“ I have never before, in my long and eclectic career, been gifted with such an abundance of natural beauty as I experienced filming War Horse on Dartmoor.” Steven Spielberg.

Local Hero Interview – Antony Jinman

Antony Jinman is a renowned polar explorer, the twelfth Brit to ski to both poles as well as solo skiing to the geographical South Pole. After leaving his military career in his early 20’s Antony began to pursue an adventure lifestyle leading expeditions and adventure tourism holidays. In 2010 he achieved his dream of reaching the North Pole. 

Antony is passionate about sharing his experiences through education and works hard with schools to promote polar science through his ‘Education through Expedition’ initiative. Based in South Brent, Antony has a deep love of Dartmoor. We caught up with him to ask him not only about his amazing polar expeditions, but also about his love of the local landscape. 

What made you decide to become an explorer?

‘My interest in exploring began in primary school when we were learning about the Antarctic. I have always been fascinated by the wildlife and have always wanted to see a penguin in the wild. Being from Plymouth, I am also greatly inspired by Captain Scott and his Antarctic expeditions.’ 


What training do you do? 

‘I do a lot of training, I have a gym at home and focus a lot on core fitness.

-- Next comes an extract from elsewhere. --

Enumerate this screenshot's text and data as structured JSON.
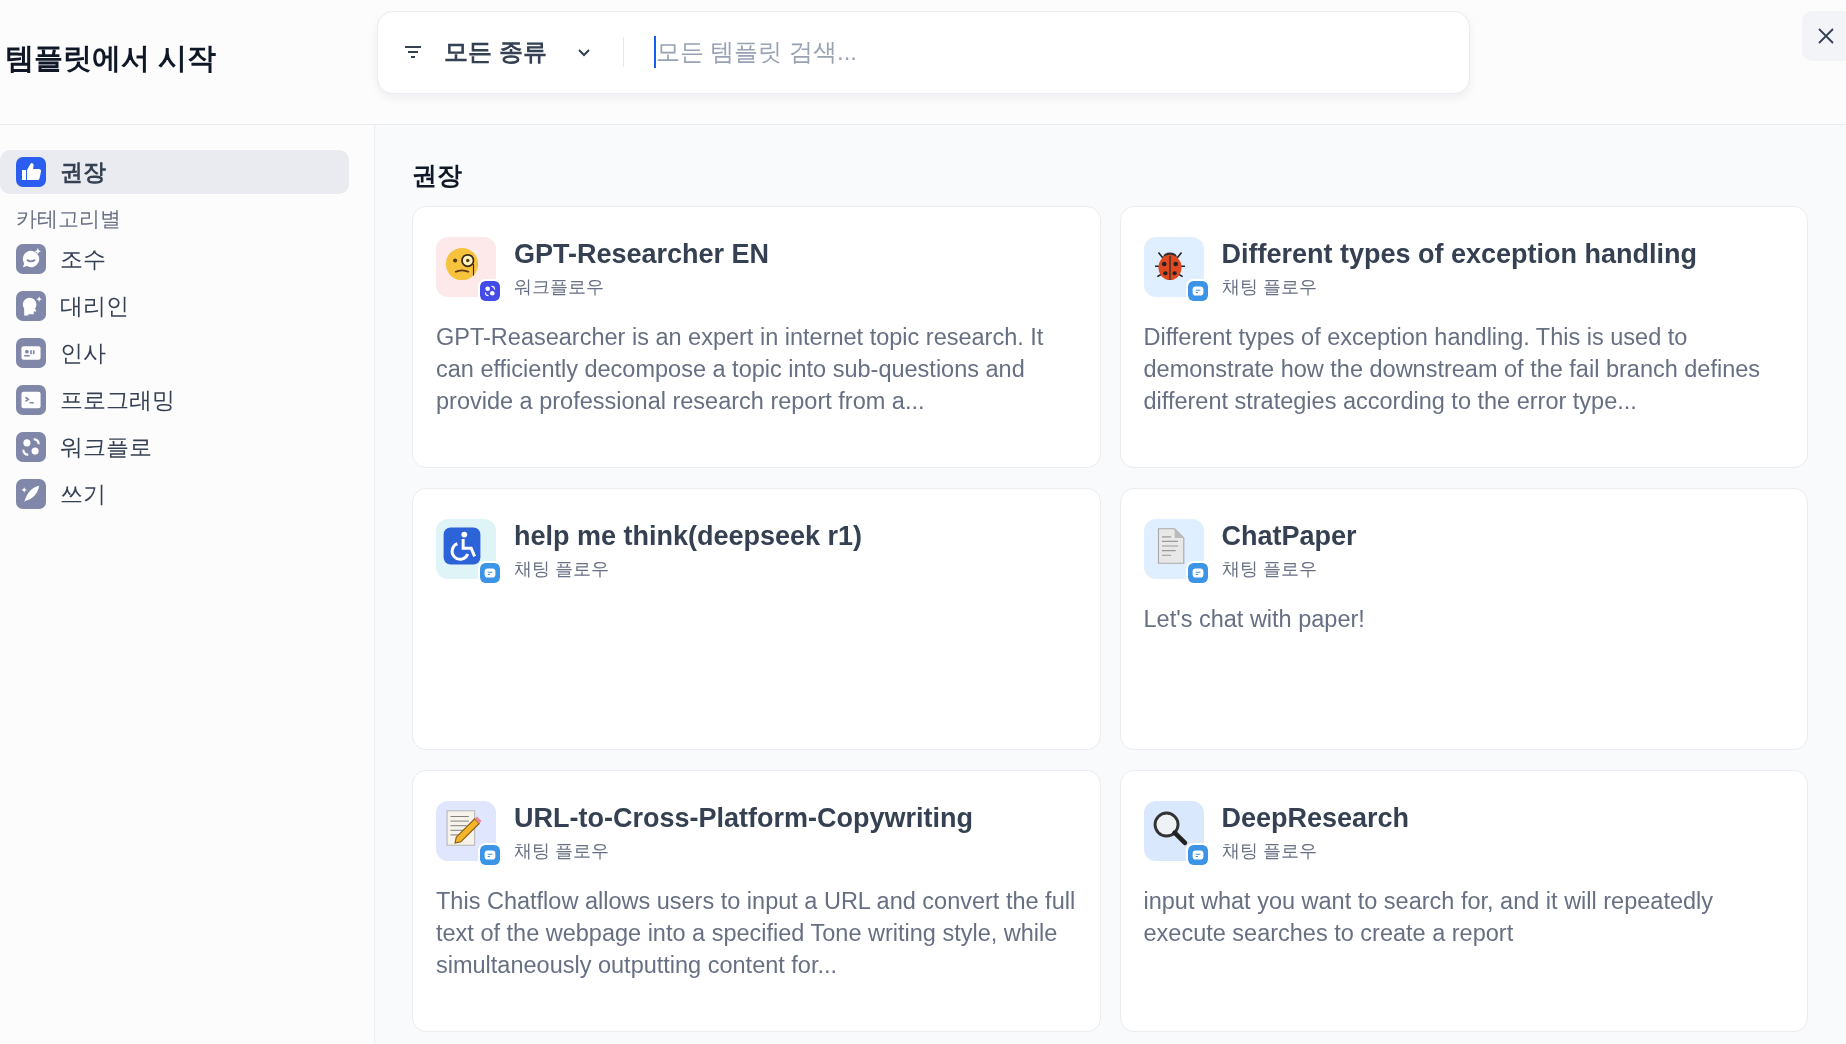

I have quite an active lifestyle anyway and enjoy running, horse riding and walking my dog, all of which help me keep fit.’


What do you eat while you’re on an expedition? 

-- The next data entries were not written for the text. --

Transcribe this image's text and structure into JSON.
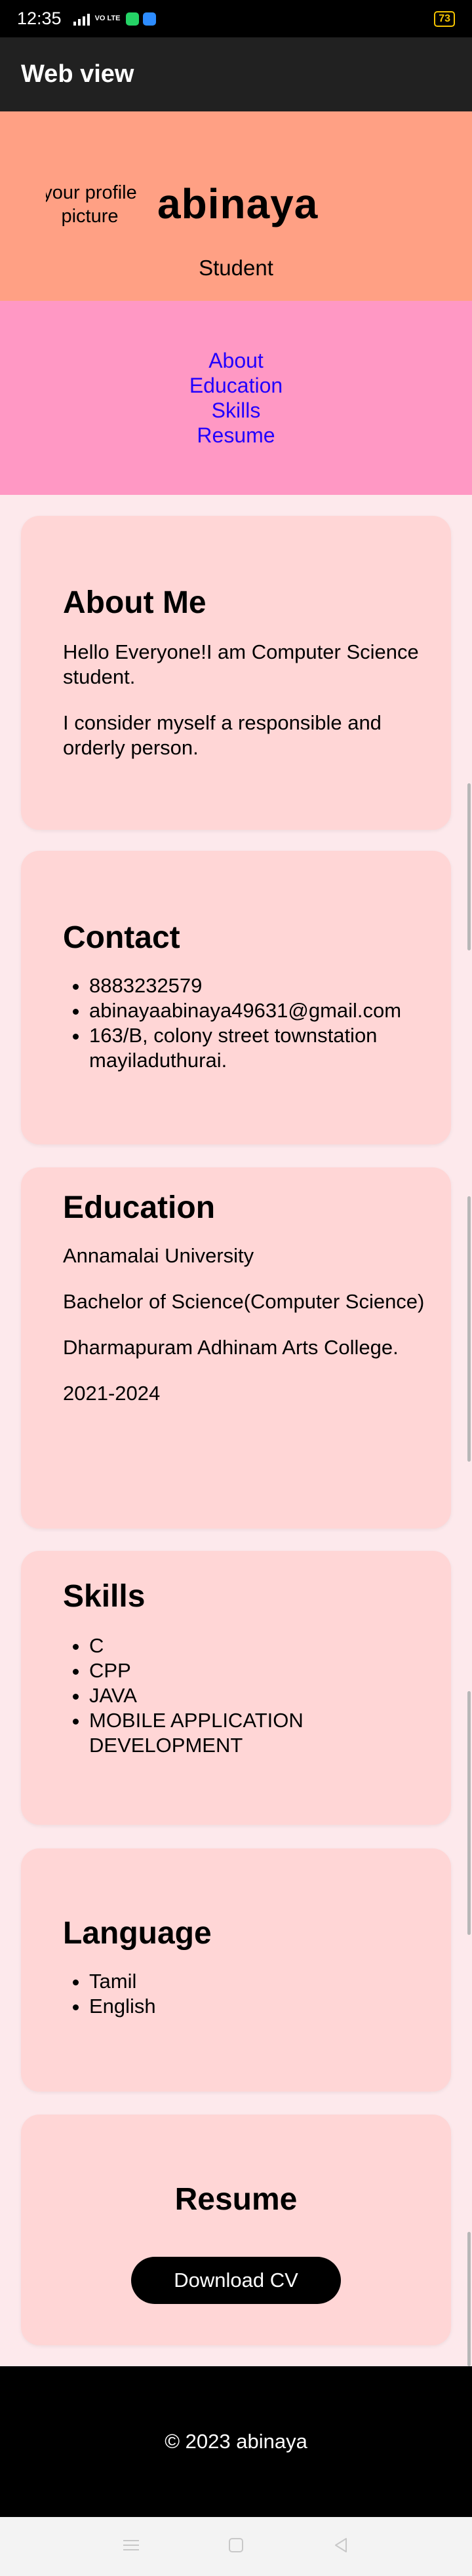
{
  "status_bar": {
    "time": "12:35",
    "volte": "VO LTE",
    "battery": "73"
  },
  "app_bar": {
    "title": "Web view"
  },
  "hero": {
    "profile_alt_line1": "your profile",
    "profile_alt_line2": "picture",
    "name": "abinaya",
    "role": "Student"
  },
  "nav": {
    "items": [
      "About",
      "Education",
      "Skills",
      "Resume"
    ]
  },
  "about": {
    "heading": "About Me",
    "para1": "Hello Everyone!I am Computer Science student.",
    "para2": "I consider myself a responsible and orderly person."
  },
  "contact": {
    "heading": "Contact",
    "items": [
      "8883232579",
      "abinayaabinaya49631@gmail.com",
      "163/B, colony street townstation mayiladuthurai."
    ]
  },
  "education": {
    "heading": "Education",
    "university": "Annamalai University",
    "degree": "Bachelor of Science(Computer Science)",
    "college": "Dharmapuram Adhinam Arts College.",
    "years": "2021-2024"
  },
  "skills": {
    "heading": "Skills",
    "items": [
      "C",
      "CPP",
      "JAVA",
      "MOBILE APPLICATION DEVELOPMENT"
    ]
  },
  "language": {
    "heading": "Language",
    "items": [
      "Tamil",
      "English"
    ]
  },
  "resume": {
    "heading": "Resume",
    "button": "Download CV"
  },
  "footer": {
    "text": "© 2023 abinaya"
  }
}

‘My food on an expedition consists of mostly dehydrated food. A normal breakfast would be dehydrated muesli. I normally burn up to 6,500 calories a day while on an expedition, so I often eat superfoods such as coconut milk to boost my calories. I do still enjoy some comfort foods – crisps and Oreo biscuits are my favourite treats.’


What’s a typical day like on a polar expedition? 

‘It depends which pole I’m at. In the North Pole it’s like a labyrinth, the sea ice you ski on is constantly moving and shifting, so it can be very different one day to the next. In the South Pole the surroundings stay very similar; you’re just continuously skiing uphill in a lot softer snow, the two are very different.’ 


How do you combat boredom while on a solo expedition?

‘I talk to myself of course but I also enjoy listening to audio books. An audio book can last for a couple of days, so if I listen to a series it can last me a couple of weeks. I try to avoid listening to music as I find myself counting how many songs I have listened to and it gets on my nerves.’


What’s your favourite memory of the poles?

‘One of my favourites has got to be when I reached the North Pole on 22nd April 2010 which also fell on World Earth Day, skiing across the Arctic Ocean was such a great experience.  Another great memory is reaching the South Pole exactly 102 years after Captain Scott. It happened by chance, as my expedition took less time than expected, but it is a very special memory.’


I understand your grandparents had a smallholding on Dartmoor. What are your memories of spending time with them? 

‘I have very fond memories of spending time with them, bottle feeding lambs in the spring and getting stuck in snow drifts during the winter. I also completed the Ten Tors challenge in 1996 despite it being cancelled due to snow.’  


What are your favourite things about the moor? 

‘I love the differences in seasons that are seen on Dartmoor. The changes in colour of the bracken throughout the year and how it all turns green in the summer. I like the fact you don’t have to venture too far from home to find a proper wilderness. I also love the history of Dartmoor.’ 


What do you regard as your greatest achievement? 

‘While many people might think my expeditions alone are great achievements, I think it’s what you do with the experiences that builds you as a person. I am working very hard to give back to my community and currently am working on a project taking 10 children on a trip to Finland. I have also worked heavily in education and have worked with over 800 schools doing science workshops. I would regard my Honorary Doctorate in education for my work with schools as my greatest achievement.’


What’s the toughest thing you’ve had to face whilst on an expedition? 

‘When I fell through the ice in the North Pole. I had no dry suit on and the water was about -30 degrees, I definitely questioned what I was putting myself through at this point and thought about going home.’ 


What are your tips for people wanting to explore Dartmoor for the first time?

‘I’d say “be prepared” – if you’re planning on going for a walk, plan your route in advance. Don’t underestimate nature is another important one, and always check the weather before you go out. But most of all “don’t get lost.”’ 


What are your plans for the future?

‘I’d love to someday own a smallholding on Dartmoor. I have also recently got into horse riding and would love to maybe own some horses in the future and be a competent enough rider to ride out on the open moors.’


Do you foresee a time when you’ll have to stop exploring? 

 ‘Never! There will always be places I want to travel to and visit. The travelling life is the best education you can get; you learn so much about the world and about yourself, there is no way I want to stop anytime soon.’


Written by Megan Smith